As fall approaches and kids return to school, the number of viral infections are on the rise. Not only are COVID case numbers increasing but we’re seeing an uptick in common cold viruses as well, led by rhinovirus and enterovirus – causing end-of-summer sniffles for many.

We are again hoping to prevent a “tripledemic” with influenza, RSV, and COVID, which are all predicted to circulate through the fall and winter months this year.

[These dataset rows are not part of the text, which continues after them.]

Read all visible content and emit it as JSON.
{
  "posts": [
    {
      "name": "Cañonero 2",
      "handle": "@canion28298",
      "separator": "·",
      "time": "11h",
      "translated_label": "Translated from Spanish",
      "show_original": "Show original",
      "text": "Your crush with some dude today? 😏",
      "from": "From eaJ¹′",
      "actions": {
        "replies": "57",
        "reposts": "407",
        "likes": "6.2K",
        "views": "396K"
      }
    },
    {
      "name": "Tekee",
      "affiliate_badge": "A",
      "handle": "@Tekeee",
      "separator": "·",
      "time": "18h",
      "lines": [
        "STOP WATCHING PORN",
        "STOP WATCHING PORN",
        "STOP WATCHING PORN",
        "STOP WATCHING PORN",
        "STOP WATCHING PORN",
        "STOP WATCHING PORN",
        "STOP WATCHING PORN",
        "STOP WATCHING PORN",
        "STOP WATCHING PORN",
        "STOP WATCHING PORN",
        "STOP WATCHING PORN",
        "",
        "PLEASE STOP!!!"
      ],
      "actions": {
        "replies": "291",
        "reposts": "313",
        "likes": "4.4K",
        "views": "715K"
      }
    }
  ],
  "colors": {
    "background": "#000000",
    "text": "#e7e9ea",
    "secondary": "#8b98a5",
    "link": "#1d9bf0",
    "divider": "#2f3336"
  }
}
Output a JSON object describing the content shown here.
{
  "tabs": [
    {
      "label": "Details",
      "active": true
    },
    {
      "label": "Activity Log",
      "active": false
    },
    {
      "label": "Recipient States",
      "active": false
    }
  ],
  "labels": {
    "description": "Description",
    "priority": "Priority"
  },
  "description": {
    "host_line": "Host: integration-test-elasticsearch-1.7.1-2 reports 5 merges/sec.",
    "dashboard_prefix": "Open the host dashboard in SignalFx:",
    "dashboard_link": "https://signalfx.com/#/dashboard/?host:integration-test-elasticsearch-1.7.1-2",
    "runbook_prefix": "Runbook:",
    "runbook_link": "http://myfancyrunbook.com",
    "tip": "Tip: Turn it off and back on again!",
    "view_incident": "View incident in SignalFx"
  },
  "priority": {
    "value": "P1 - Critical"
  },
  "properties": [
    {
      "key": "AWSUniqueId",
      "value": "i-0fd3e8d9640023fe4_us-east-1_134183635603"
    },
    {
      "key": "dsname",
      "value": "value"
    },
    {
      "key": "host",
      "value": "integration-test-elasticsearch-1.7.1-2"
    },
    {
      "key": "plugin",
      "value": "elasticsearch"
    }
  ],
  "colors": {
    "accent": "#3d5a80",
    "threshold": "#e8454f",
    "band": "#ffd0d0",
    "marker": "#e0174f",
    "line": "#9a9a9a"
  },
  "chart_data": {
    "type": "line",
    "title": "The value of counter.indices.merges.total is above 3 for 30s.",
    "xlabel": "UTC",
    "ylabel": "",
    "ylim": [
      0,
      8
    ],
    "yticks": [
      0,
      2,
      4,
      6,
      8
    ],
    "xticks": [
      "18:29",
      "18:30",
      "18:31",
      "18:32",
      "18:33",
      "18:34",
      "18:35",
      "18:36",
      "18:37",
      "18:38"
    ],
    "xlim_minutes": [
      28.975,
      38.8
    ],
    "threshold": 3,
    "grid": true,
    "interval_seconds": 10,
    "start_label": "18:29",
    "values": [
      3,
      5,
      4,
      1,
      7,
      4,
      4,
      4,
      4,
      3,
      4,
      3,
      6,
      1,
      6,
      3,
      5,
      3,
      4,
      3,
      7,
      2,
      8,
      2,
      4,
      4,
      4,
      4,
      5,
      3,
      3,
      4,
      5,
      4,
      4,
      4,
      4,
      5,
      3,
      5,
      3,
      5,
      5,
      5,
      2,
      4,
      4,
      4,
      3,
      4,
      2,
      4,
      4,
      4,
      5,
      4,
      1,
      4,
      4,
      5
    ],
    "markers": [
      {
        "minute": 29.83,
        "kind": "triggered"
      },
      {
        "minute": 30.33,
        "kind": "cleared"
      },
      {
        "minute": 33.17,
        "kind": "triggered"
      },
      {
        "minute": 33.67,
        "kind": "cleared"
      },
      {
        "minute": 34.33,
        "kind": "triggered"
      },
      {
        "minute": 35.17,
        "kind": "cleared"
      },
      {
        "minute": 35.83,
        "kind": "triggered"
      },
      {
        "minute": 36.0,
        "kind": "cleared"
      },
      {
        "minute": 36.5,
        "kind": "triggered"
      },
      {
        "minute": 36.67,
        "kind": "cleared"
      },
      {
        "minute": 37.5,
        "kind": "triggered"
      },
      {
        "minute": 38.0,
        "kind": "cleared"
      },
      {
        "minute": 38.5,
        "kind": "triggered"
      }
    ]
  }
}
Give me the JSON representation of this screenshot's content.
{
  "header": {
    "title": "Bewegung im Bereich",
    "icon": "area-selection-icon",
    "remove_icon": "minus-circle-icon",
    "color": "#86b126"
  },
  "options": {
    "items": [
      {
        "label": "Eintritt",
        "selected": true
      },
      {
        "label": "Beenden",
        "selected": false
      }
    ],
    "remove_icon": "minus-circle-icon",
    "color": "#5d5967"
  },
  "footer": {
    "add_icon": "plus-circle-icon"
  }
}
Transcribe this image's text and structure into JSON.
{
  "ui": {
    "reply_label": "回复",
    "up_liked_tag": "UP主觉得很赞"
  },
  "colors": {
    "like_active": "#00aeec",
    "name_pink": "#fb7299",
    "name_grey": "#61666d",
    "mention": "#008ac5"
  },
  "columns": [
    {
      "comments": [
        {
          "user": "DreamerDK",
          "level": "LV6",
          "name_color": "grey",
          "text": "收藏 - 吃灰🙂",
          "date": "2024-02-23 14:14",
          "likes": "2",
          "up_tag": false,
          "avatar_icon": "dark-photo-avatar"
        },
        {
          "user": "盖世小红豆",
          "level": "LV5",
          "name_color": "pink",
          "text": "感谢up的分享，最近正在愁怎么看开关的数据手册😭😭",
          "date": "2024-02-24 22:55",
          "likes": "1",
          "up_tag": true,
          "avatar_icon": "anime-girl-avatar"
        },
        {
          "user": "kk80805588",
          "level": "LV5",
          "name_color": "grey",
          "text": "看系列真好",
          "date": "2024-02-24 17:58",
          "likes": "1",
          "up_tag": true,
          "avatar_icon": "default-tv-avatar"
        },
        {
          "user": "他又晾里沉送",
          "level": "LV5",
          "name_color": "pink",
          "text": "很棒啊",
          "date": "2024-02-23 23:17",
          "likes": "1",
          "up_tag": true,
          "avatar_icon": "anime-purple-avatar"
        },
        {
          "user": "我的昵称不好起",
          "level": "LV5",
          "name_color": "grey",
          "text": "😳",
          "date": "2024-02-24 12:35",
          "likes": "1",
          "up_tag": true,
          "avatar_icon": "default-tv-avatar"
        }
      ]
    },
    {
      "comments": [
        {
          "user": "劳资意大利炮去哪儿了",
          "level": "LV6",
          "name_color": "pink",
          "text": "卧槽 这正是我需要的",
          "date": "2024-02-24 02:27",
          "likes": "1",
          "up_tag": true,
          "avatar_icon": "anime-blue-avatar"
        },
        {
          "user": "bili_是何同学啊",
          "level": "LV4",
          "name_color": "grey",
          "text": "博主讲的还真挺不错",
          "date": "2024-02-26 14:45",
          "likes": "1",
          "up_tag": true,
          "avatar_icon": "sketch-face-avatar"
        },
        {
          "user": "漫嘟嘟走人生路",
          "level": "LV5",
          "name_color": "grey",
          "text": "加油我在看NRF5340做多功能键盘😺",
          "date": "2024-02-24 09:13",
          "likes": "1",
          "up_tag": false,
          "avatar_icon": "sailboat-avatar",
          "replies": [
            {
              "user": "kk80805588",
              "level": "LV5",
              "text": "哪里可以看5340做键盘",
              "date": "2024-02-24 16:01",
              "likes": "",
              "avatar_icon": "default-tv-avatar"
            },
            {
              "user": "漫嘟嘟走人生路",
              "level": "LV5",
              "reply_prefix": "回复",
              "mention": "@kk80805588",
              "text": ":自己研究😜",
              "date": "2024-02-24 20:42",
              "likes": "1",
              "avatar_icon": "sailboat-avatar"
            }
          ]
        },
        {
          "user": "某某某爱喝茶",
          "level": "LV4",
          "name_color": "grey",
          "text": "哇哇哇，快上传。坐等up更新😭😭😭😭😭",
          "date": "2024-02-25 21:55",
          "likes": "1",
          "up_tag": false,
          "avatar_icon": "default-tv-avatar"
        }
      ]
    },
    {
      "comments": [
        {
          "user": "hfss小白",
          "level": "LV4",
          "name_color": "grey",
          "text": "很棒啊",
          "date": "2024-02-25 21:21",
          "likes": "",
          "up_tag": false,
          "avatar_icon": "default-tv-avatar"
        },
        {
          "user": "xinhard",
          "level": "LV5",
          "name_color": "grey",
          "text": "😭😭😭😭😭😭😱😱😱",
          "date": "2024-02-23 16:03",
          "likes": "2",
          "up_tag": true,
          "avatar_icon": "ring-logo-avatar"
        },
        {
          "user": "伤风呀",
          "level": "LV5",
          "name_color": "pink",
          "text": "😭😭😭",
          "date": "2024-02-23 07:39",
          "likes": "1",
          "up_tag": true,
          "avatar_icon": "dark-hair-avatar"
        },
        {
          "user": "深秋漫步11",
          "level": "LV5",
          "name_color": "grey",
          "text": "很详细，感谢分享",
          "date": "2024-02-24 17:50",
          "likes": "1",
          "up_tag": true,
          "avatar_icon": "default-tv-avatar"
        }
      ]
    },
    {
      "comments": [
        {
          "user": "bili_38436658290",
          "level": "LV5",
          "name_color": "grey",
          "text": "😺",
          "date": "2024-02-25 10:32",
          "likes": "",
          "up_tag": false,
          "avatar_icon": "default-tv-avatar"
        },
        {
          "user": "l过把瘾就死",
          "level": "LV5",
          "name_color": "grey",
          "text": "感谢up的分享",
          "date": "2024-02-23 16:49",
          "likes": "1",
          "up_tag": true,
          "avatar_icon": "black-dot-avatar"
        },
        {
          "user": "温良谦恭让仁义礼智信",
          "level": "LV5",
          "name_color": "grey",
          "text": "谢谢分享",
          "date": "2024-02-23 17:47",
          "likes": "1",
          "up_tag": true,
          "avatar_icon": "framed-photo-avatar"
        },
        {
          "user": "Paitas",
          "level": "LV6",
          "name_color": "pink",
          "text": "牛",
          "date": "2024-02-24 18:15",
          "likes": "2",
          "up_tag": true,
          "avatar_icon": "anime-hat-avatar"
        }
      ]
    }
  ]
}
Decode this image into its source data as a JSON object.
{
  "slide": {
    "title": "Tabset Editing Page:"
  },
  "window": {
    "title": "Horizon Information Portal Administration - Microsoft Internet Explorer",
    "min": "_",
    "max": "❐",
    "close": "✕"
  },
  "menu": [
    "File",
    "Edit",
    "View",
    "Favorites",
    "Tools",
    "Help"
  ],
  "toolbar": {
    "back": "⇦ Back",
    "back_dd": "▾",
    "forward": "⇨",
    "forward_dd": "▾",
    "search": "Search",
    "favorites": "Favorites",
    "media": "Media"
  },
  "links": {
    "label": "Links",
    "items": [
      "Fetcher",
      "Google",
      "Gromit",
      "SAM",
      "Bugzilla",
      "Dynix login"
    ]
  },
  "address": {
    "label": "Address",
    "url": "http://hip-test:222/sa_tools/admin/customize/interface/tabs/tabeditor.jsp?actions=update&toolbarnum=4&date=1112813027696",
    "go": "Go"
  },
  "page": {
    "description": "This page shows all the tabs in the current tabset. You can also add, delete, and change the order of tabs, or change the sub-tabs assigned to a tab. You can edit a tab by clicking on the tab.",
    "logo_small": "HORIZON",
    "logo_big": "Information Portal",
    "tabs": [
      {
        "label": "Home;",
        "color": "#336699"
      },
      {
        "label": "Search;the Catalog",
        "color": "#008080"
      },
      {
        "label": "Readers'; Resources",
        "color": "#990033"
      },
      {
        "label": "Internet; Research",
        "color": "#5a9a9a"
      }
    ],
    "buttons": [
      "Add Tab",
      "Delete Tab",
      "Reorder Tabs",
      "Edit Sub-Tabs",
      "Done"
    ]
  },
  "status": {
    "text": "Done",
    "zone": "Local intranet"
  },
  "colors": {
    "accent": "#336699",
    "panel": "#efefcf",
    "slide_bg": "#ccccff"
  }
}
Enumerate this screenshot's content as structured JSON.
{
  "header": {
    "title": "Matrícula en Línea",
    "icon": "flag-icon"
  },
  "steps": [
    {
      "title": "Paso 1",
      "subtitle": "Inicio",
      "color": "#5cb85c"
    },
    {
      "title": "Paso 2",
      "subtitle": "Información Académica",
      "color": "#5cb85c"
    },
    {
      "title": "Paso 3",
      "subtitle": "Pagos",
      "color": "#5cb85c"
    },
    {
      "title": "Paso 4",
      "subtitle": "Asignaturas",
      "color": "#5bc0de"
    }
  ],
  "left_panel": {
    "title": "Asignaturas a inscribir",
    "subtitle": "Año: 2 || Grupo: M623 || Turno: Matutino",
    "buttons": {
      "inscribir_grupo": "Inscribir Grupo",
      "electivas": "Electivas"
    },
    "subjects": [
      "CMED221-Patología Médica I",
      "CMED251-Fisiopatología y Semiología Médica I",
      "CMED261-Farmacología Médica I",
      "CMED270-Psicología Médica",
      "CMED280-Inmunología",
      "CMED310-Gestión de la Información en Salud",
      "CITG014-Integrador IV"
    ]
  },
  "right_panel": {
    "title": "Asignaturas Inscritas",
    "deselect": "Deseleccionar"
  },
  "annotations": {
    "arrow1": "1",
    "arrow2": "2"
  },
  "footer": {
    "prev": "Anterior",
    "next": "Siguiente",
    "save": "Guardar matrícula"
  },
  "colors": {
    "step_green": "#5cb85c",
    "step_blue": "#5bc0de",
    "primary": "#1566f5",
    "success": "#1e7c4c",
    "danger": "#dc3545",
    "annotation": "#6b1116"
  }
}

As many know by now, RSV vaccines will be available for the first time for those 60 and over, especially those with high-risk medical conditions (heart failure, asthma, or diabetes for example), and also for pregnant women in their third trimester. And we finally have approval for a monoclonal antibody for prevention of RSV in children up to two years of age – a landmark approval for pediatrics. As acute bronchiolitis from RSV is the most common cause of hospitalization in children under age one, this new approval for a preventive drug will no doubt be a lifesaving measure. We are seeing a rise in RSV cases in the Southeast U.S. already; by November, we may expect to have cases cropping up across the country.

Newly reformulated COVID boosters are anticipated to be reviewed on September 12 by the Advisory Committee on Immunization Practices (ACIP) with approval soon after for distribution by mid-September. Though we expect the booster to be available to all, this approval for the reformulated booster might come with narrower recommendations. We should know soon after the upcoming meeting.